Besides being new, the statute is a complex one and it's possible Sklyarov did not realise that he may have acted in violation of US law, she said.
"I'm not sure there's a way this law could be written to avoid this problem," she said.
The DMCA has been at the heart of a number of high-profile and polarizing cases over the last year or two, including the DeCSS (De Contents Scramble System) case and a suit against SDMI (the Secure Digital Music Initiative).
The DeCSS case, in which programmers created a tool that could decode DVDs (digital versatile discs) by removing the CSS (Contents Scramble System), is under appeal and currently winding its way through the courts.
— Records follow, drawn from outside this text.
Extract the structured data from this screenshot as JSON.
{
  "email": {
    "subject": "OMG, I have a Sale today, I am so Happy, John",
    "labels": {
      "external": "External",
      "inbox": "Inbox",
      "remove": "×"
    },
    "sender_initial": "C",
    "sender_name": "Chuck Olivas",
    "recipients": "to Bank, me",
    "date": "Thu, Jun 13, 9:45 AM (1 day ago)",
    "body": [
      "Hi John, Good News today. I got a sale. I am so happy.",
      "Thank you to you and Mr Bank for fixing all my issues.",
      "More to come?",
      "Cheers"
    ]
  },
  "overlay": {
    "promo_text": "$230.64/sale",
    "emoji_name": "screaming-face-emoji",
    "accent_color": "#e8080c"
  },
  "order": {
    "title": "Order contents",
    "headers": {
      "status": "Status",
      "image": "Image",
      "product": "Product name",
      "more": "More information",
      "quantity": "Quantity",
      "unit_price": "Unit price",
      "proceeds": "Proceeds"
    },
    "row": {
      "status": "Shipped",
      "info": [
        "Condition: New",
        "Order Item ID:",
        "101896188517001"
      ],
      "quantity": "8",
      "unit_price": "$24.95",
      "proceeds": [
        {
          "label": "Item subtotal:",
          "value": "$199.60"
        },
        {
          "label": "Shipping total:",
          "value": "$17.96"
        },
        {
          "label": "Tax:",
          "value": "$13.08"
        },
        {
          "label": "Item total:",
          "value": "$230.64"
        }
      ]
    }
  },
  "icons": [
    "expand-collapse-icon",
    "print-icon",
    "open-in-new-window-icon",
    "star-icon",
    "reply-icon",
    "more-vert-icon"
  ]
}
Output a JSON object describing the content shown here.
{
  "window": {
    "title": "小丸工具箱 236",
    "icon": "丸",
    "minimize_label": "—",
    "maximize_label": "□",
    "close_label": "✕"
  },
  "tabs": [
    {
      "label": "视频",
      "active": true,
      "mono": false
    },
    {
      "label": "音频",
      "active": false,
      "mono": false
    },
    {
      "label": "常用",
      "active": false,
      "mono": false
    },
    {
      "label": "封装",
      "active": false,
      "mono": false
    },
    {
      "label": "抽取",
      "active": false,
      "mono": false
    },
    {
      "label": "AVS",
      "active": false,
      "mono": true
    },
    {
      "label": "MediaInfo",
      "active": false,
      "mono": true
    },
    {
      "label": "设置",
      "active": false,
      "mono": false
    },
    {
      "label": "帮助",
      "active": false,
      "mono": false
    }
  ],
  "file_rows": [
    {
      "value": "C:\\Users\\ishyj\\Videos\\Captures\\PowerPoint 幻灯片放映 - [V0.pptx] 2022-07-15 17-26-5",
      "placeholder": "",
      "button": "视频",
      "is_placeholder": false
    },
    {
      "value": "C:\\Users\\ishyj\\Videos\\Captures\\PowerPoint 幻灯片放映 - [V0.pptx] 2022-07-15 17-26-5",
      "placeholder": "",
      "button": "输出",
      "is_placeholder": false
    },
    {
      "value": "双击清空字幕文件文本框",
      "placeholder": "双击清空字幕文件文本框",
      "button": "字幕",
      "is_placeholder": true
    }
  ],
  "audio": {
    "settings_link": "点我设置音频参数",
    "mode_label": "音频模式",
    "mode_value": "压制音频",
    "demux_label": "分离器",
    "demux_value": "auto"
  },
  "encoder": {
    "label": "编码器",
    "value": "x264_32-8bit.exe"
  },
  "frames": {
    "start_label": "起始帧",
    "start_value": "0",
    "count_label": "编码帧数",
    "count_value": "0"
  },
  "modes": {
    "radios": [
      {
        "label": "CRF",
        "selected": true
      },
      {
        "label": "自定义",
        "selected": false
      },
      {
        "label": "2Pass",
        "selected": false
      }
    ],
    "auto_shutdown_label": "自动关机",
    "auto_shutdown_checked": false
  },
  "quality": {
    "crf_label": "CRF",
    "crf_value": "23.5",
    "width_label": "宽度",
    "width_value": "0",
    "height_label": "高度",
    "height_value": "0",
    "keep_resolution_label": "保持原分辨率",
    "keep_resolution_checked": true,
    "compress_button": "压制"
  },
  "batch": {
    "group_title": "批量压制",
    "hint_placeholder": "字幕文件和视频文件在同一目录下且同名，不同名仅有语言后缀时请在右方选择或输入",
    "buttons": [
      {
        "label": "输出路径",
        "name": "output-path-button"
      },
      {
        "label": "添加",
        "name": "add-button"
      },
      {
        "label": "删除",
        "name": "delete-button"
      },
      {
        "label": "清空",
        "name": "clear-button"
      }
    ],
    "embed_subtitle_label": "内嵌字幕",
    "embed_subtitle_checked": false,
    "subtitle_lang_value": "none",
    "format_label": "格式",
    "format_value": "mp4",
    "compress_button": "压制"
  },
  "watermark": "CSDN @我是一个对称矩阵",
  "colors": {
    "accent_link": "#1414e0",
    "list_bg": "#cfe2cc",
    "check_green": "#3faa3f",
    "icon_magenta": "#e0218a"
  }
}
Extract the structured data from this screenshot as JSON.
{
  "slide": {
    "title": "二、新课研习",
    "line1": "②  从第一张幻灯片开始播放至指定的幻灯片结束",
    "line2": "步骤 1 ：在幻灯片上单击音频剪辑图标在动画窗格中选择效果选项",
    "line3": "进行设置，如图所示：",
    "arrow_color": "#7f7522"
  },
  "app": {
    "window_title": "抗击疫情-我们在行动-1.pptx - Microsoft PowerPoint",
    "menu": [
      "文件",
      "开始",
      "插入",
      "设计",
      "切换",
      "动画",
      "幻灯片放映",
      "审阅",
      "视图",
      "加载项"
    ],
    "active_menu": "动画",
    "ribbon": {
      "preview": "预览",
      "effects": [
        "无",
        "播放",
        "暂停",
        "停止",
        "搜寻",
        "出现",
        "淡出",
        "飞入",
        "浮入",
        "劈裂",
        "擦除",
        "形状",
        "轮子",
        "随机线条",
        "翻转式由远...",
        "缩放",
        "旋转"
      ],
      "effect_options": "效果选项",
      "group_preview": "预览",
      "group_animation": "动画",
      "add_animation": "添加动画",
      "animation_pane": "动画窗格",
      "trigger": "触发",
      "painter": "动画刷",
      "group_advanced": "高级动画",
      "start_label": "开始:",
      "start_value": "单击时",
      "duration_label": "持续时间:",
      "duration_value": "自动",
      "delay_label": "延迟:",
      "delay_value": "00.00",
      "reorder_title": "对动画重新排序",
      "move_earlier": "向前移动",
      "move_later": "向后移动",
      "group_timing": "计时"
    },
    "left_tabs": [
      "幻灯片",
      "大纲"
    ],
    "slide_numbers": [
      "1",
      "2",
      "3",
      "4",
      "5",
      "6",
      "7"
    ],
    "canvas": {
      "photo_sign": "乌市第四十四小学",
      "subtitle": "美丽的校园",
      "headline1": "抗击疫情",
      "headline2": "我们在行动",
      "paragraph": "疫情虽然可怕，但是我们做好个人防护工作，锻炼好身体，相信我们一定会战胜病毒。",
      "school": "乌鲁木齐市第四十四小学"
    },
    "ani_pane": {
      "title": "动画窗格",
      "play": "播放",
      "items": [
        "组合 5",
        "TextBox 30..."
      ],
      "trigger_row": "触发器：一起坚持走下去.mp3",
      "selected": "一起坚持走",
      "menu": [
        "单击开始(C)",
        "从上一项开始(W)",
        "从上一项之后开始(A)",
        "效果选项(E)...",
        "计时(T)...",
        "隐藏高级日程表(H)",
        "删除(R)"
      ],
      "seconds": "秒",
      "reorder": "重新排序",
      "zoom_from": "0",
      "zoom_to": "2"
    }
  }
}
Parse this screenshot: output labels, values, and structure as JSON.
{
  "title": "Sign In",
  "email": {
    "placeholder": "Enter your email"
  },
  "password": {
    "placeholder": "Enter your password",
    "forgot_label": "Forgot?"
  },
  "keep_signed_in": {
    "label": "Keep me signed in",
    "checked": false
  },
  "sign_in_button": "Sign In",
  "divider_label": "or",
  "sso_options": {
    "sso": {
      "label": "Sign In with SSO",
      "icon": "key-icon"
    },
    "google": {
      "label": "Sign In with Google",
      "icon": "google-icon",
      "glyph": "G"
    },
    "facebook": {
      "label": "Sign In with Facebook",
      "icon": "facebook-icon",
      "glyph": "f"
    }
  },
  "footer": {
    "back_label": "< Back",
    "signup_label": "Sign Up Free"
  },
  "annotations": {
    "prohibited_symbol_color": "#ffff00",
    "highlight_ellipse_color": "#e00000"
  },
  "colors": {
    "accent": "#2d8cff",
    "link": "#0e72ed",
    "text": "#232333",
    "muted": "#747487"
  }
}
The initial ruling in the case, which upheld the DMCA and barred even linking to Web sites that contain DeCSS or other circumvention devices, was highly controversial in parts of the Internet and open source software communities.
In a more recent case involving a cryptography challenge issued by the Secure Digital Music Initiative (SDMI), a multi-industry consortium of companies trying to create a standard for secure digital music, Princeton University professor Edward Felten was threatened with a DMCA lawsuit by SDMI if he published a paper on his findings regarding how to break SDMI's proposed watermarking technology.
Though Felten did not present the paper, he is now suing both SDMI and the Recording Industry Association of America (a conglomeration of record companies and the force behind SDMI) to allow publication of his paper.